Almost two decades since her last solo show in the city of Jakarta, it is about time that her works be showcased in the capital of her home country, Indonesia. Marking Murni’s return to Jakarta, Gajah Gallery presents a significant number of her paintings, and soft and wooden sculptures that have yet to be displayed to the public. The solo show further contributes to the vibrant conversations her works have sparked across the world, while also complicating what she means within the context of Indonesian contemporary art.
Boldly addressing themes of trauma, survival, female sexuality and desire, Murni’s work had long been interpreted through the lens of her biography, which had been fraught with poverty, sexual violence, and illness. But recent scholarship shows us how her works resonate beyond her life, crucially illuminating the fullness and subjectivities of others who have long been marginalized in society and art history. Her distorted bodies in works like Eksion have been connected to how trauma survivors commonly experience overwhelmed senses, and have affinities with the grotesque bodies that emerged in the art of the late 1990s, in response to the oppressive atmosphere of Indonesia’s New Order period. Her iconic series of paintings featuring objects piercing through erotic body parts, such as in Bikin Kesenangan Dengan Ikan, subvert gender-based inequalities of the time that suppressed expressions of female pleasure.
Drawing beyond the confines of her lived experiences, her paintings of surreal scenes such as in Aku Melihat Diriku Terapung, where a woman is portrayed floating blissfully in air, communicate how she found respite in her fantasies and dreams. These bright, bizarre works ultimately reveal an artist who refused to be defined solely by her suffering: Murni wholly embraced joy, and the endless possibilities of her agency and creativity. It is in this way that her works continue to inspire—powerfully painting us another picture of what it means to survive.
About the Artist
I Gusti Ayu Kadek Murniasih (famously known as Murni) exemplifies the feminist convergence in Indonesia just before the turn of the century. Born in Tabanan Bali, Murni learned the Pengosekan style of painting from her mentor I Dewa Putu Mokoh when she moved to Ubud in 1987. Since 1995, she has participated in numerous group and solo exhibitions in Indonesia and abroad. Murni’s prolific art career was cut short by her long battle with cancer and subsequent death in 2006.
Murni’s vision is often criticized as perverse and immoral, but to do so is to reduce her work to a crude inventory of sex. A reflection of the patriarchy and its view of the women who are forced to navigate it, Murni’s works are deeply biographical, with a humor and pathos that we can see throughout her paintings. More than merely sex – she painted life. In fact, seen from the titles and actuality of her work, metaphors deciphered, what Murni showed us was herself- in her environment and all the aspects of her femininity.
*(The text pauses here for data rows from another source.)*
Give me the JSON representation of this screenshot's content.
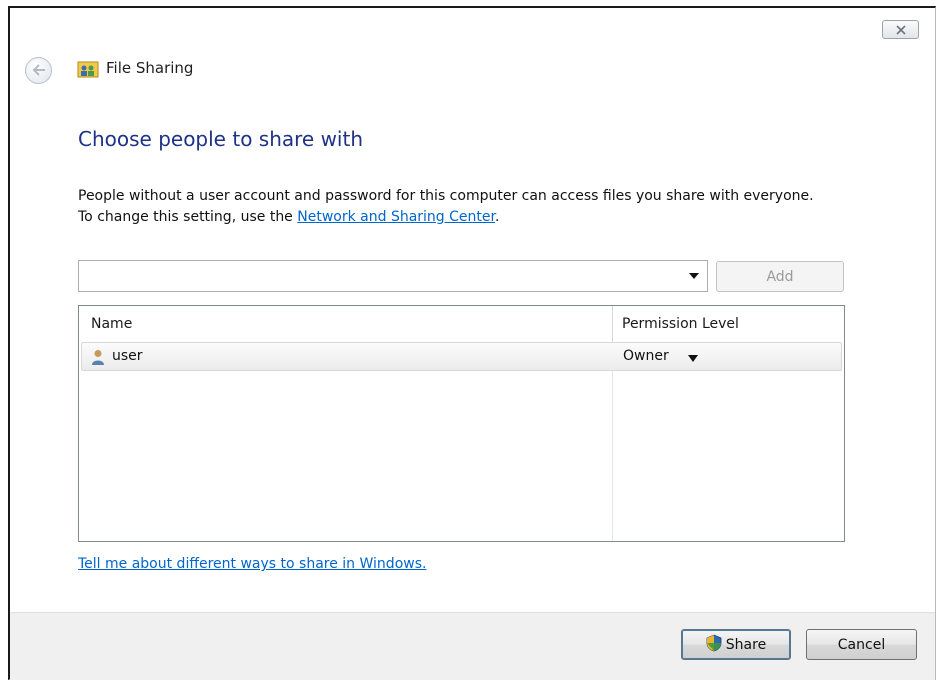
{
  "window": {
    "title": "File Sharing",
    "close_icon": "close-icon",
    "back_icon": "back-arrow-icon"
  },
  "main": {
    "heading": "Choose people to share with",
    "info_line1": "People without a user account and password for this computer can access files you share with everyone.",
    "info_line2_prefix": "To change this setting, use the ",
    "info_link": "Network and Sharing Center",
    "info_line2_suffix": ".",
    "combo_value": "",
    "add_label": "Add"
  },
  "list": {
    "columns": [
      "Name",
      "Permission Level"
    ],
    "rows": [
      {
        "name": "user",
        "permission": "Owner",
        "icon": "user-icon"
      }
    ]
  },
  "help_link": "Tell me about different ways to share in Windows.",
  "footer": {
    "share_label": "Share",
    "cancel_label": "Cancel",
    "shield_icon": "uac-shield-icon"
  },
  "colors": {
    "heading": "#1e3287",
    "link": "#0066cc",
    "footer_bg": "#f0f0f0"
  }
}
Despite her mentorship, Murni was not particularly constrained by academic conventions in her painting. The deviation of these works from the meticulous rigour of traditional Balinese art, the somewhat uncomfortable way that bodies are portrayed in unnatural colours and contortionist shapes points to the conception of a whole new style of artistic practice outside of geography. Both her artistic style and her willingness to tackle difficult subject matter such as pleasure and sexuality have inspired other young female Balinese artists to pursue a career in visual arts and marked her as one of the important women artists in Indonesia